Task: The answer must consist of every line from the data that holds "docx".
───── Material for this task
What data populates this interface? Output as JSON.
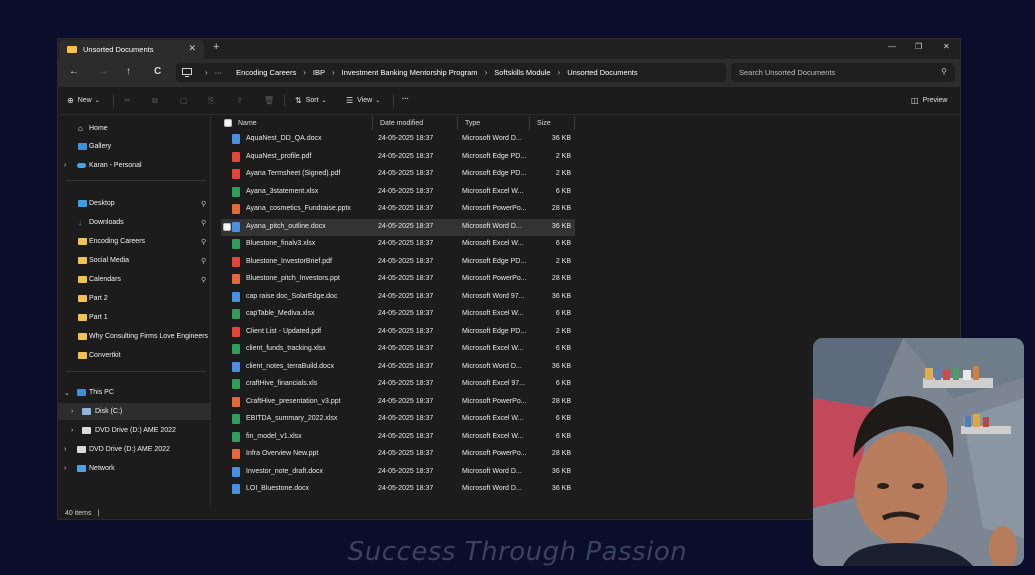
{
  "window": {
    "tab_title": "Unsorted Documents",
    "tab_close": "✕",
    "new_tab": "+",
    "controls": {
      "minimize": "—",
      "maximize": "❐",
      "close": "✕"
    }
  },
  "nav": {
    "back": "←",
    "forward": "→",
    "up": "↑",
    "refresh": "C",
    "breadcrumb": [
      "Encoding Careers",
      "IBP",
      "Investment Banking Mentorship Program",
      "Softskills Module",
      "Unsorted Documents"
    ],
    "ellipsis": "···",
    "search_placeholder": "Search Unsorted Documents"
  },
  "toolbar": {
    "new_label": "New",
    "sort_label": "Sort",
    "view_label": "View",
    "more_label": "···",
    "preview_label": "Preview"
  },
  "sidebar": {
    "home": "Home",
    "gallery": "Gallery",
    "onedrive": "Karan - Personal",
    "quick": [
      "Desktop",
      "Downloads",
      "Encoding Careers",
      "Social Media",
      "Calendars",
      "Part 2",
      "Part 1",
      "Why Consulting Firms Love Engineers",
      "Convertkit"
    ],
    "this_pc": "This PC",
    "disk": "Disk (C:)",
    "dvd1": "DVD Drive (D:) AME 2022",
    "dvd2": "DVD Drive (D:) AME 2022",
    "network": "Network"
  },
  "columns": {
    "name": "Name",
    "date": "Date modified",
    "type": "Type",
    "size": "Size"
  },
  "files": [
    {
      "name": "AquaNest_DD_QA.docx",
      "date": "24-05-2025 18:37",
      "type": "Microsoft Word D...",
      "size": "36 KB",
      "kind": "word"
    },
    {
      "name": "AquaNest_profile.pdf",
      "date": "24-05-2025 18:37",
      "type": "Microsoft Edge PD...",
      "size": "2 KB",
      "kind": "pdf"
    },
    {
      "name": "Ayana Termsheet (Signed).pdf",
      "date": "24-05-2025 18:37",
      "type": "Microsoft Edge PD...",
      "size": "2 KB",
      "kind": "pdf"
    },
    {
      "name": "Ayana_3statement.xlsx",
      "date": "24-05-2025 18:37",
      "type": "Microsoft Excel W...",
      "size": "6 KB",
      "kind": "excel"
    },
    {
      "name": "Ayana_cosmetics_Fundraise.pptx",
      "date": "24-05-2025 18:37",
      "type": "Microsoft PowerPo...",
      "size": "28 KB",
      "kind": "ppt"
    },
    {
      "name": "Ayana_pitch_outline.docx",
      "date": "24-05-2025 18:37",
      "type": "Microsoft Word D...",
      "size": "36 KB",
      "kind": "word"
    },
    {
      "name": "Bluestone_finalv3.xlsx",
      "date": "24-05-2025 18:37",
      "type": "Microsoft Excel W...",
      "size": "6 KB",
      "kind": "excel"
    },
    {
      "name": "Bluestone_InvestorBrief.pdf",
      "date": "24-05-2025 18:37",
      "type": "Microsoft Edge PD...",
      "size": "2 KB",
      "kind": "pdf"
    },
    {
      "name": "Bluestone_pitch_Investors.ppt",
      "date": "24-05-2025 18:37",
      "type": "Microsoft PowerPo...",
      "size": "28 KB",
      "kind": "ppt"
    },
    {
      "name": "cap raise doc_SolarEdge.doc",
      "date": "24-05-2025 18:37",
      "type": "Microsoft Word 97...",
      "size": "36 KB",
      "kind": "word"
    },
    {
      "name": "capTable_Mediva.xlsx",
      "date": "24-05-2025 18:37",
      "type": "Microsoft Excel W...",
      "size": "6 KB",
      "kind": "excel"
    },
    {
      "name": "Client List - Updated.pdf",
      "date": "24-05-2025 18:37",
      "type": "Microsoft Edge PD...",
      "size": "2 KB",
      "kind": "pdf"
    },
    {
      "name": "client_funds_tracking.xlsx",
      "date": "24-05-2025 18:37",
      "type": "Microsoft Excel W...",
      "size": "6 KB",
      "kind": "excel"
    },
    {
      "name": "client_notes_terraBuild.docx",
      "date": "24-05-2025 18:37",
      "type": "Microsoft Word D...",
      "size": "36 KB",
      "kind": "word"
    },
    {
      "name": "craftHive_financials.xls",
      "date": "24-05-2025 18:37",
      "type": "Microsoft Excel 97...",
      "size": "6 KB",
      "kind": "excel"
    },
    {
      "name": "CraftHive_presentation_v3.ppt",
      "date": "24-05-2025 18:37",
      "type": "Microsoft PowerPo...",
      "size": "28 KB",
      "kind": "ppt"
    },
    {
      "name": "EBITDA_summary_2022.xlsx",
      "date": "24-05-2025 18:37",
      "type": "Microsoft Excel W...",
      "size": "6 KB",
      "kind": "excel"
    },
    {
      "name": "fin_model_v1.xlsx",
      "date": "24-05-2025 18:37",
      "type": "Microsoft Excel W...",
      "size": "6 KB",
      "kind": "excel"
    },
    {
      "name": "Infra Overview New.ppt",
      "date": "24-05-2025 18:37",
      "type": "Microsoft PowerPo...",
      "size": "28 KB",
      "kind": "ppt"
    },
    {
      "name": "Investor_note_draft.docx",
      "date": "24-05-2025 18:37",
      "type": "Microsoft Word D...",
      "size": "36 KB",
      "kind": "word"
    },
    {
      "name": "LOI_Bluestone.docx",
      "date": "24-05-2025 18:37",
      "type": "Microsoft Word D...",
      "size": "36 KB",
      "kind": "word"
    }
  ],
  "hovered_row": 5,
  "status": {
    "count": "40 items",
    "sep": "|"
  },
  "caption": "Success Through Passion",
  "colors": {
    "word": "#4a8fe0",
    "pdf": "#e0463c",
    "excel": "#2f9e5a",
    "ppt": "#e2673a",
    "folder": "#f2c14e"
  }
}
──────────
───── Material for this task
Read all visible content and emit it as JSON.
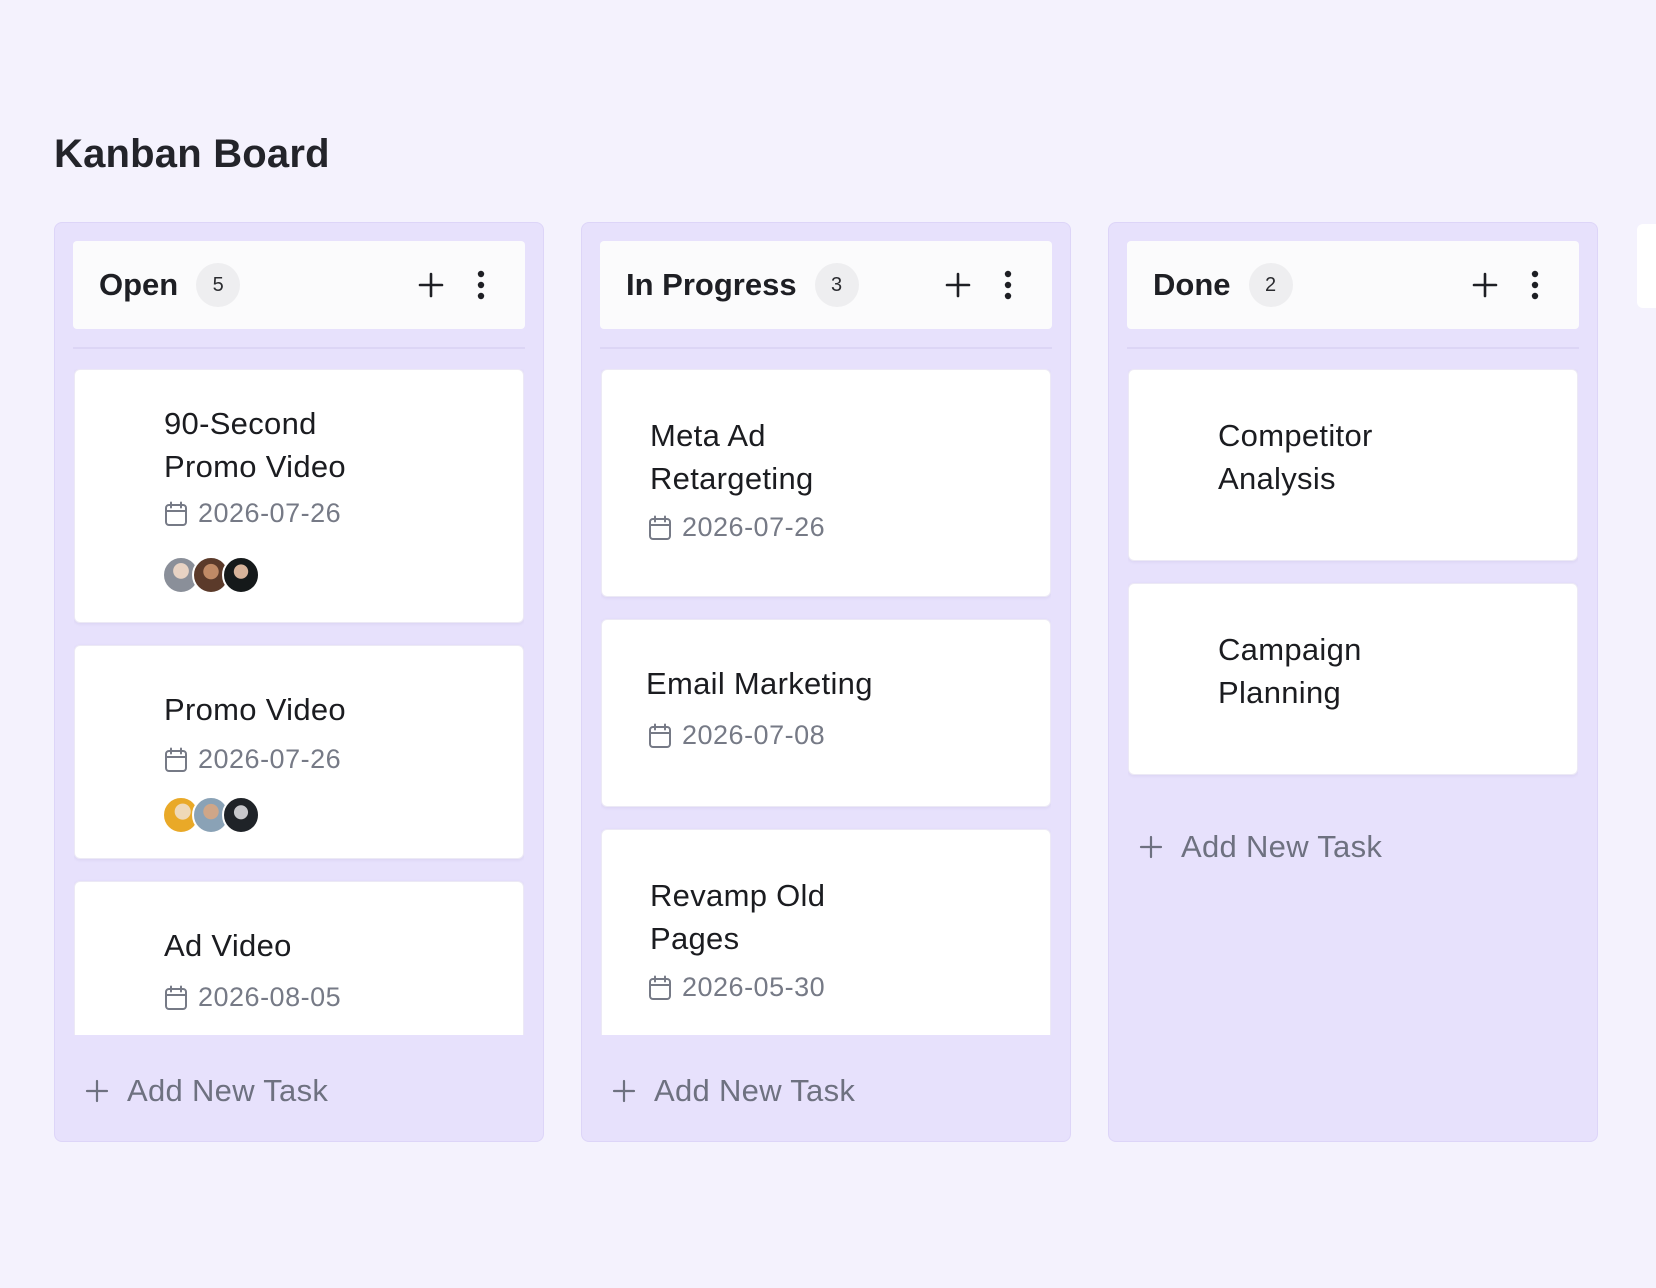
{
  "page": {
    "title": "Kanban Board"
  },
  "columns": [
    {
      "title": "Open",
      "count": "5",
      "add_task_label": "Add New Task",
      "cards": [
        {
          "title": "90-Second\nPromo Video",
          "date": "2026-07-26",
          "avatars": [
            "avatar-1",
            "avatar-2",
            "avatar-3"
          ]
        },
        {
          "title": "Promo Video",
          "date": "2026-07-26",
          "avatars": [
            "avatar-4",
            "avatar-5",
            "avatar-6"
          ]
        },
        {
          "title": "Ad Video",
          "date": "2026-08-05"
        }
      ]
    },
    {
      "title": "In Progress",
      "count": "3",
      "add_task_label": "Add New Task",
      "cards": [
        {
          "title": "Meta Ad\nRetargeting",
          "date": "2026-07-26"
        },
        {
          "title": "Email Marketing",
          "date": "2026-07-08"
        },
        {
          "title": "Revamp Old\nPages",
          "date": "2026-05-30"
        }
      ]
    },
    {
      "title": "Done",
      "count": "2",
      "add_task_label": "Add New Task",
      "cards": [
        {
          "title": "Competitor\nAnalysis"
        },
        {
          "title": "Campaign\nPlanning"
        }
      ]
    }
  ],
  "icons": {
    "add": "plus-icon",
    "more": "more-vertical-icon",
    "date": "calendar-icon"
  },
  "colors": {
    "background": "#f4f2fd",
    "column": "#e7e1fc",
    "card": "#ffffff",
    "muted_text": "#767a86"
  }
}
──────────
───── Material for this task
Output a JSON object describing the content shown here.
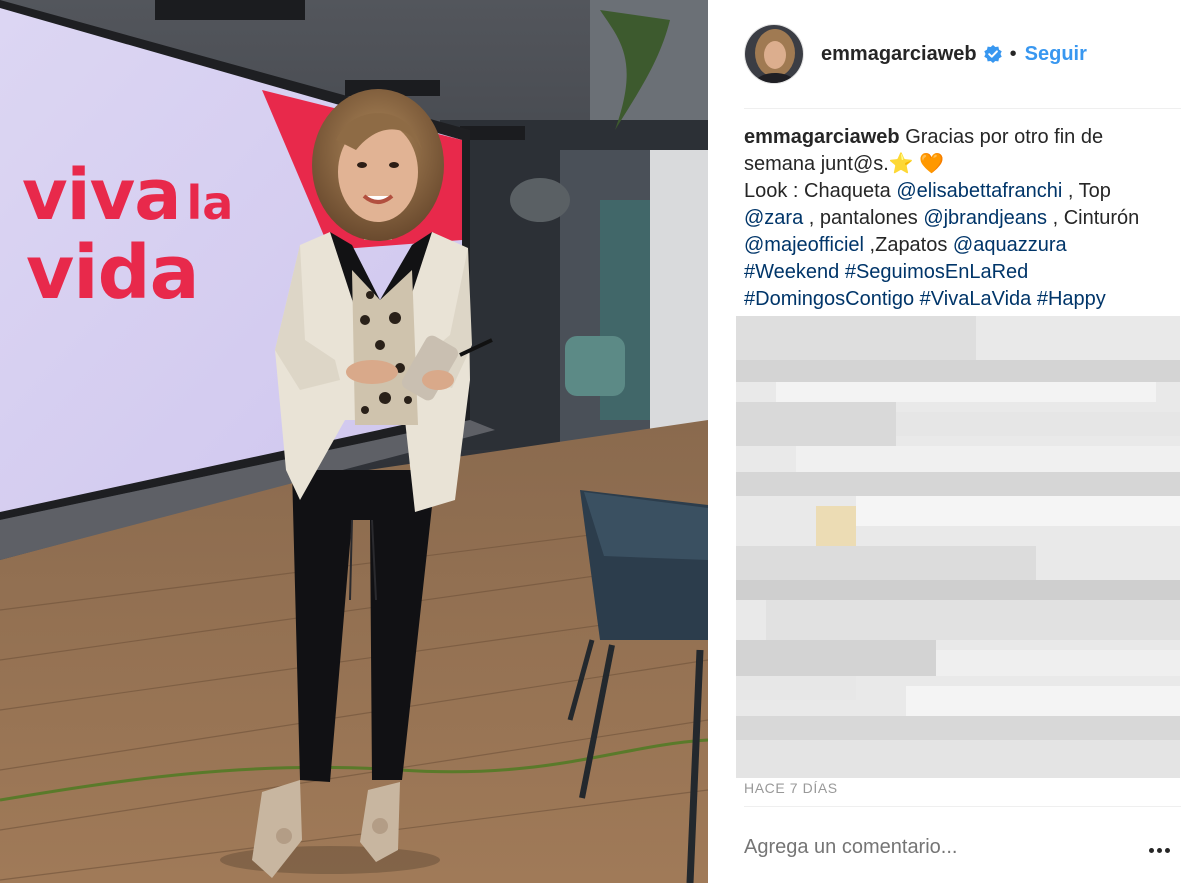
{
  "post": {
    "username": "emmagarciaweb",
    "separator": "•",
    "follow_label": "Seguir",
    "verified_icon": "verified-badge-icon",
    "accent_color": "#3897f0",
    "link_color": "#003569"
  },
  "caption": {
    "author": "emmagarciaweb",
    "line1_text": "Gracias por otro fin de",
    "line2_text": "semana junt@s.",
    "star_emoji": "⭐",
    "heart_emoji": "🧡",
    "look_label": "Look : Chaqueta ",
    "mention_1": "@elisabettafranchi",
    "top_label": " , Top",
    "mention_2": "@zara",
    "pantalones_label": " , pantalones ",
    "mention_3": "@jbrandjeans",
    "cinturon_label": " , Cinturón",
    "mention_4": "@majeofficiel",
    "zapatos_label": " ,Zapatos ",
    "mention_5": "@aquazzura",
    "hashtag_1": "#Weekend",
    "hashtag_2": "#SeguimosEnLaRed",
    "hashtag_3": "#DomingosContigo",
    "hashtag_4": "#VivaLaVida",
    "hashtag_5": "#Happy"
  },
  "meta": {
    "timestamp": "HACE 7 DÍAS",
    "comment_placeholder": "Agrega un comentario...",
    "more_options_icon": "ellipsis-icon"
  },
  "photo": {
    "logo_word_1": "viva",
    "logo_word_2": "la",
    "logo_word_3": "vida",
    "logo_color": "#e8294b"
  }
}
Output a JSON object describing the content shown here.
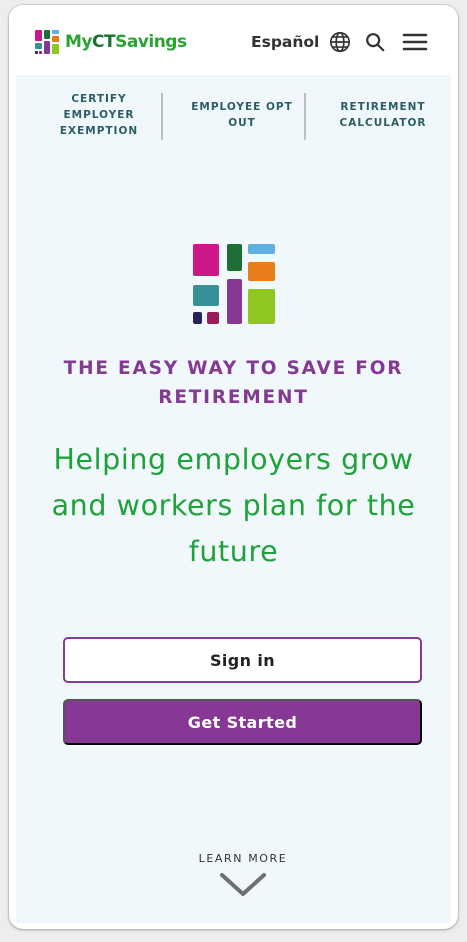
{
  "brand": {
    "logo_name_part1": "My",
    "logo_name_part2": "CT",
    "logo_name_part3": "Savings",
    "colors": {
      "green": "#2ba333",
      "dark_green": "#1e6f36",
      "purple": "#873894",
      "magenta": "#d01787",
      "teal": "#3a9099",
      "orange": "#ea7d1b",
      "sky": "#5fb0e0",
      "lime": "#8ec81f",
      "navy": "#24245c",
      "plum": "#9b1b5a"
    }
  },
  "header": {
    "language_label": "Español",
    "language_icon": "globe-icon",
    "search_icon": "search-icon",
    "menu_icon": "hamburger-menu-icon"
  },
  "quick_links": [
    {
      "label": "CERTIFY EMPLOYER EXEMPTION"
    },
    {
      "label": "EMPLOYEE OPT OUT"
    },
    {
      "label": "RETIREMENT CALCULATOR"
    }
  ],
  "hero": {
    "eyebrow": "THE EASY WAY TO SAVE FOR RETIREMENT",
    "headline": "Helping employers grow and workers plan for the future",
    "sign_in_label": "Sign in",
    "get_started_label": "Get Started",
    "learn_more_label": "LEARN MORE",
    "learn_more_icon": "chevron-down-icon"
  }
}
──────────
Exercise response:
      "name": "AquaNest_DD_QA.docx",
      "name": "Ayana_pitch_outline.docx",
      "name": "client_notes_terraBuild.docx",
      "name": "Investor_note_draft.docx",
      "name": "LOI_Bluestone.docx",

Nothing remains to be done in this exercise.